> **TASK PROMPT**
Word for word, copy the records that follow.

Top of DATA FOR PROCESSING

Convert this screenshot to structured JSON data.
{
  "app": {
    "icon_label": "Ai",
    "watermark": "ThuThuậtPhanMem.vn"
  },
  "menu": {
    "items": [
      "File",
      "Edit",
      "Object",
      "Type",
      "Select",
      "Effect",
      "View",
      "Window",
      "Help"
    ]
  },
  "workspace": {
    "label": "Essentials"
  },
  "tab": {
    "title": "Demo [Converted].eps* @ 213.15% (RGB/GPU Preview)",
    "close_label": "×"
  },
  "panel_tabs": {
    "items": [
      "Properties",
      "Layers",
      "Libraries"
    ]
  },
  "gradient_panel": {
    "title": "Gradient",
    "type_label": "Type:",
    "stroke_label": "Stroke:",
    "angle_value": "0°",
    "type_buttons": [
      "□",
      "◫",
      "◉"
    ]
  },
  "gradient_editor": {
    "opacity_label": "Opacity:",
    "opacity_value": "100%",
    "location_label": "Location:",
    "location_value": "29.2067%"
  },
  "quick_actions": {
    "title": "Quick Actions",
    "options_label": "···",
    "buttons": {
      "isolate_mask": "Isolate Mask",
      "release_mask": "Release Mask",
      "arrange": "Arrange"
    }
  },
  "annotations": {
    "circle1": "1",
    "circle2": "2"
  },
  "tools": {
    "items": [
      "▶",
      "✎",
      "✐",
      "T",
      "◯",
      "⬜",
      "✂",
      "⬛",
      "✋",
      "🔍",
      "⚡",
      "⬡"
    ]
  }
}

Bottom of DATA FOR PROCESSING

> **SOLUTION TO THE PROBLEM**
Convert this screenshot to structured JSON data.
{
  "app": {
    "icon_label": "Ai",
    "watermark": "ThuThuậtPhanMem.vn"
  },
  "menu": {
    "items": [
      "File",
      "Edit",
      "Object",
      "Type",
      "Select",
      "Effect",
      "View",
      "Window",
      "Help"
    ]
  },
  "workspace": {
    "label": "Essentials"
  },
  "tab": {
    "title": "Demo [Converted].eps* @ 213.15% (RGB/GPU Preview)",
    "close_label": "×"
  },
  "panel_tabs": {
    "items": [
      "Properties",
      "Layers",
      "Libraries"
    ]
  },
  "gradient_panel": {
    "title": "Gradient",
    "type_label": "Type:",
    "stroke_label": "Stroke:",
    "angle_value": "0°",
    "type_buttons": [
      "□",
      "◫",
      "◉"
    ]
  },
  "gradient_editor": {
    "opacity_label": "Opacity:",
    "opacity_value": "100%",
    "location_label": "Location:",
    "location_value": "29.2067%"
  },
  "quick_actions": {
    "title": "Quick Actions",
    "options_label": "···",
    "buttons": {
      "isolate_mask": "Isolate Mask",
      "release_mask": "Release Mask",
      "arrange": "Arrange"
    }
  },
  "annotations": {
    "circle1": "1",
    "circle2": "2"
  },
  "tools": {
    "items": [
      "▶",
      "✎",
      "✐",
      "T",
      "◯",
      "⬜",
      "✂",
      "⬛",
      "✋",
      "🔍",
      "⚡",
      "⬡"
    ]
  }
}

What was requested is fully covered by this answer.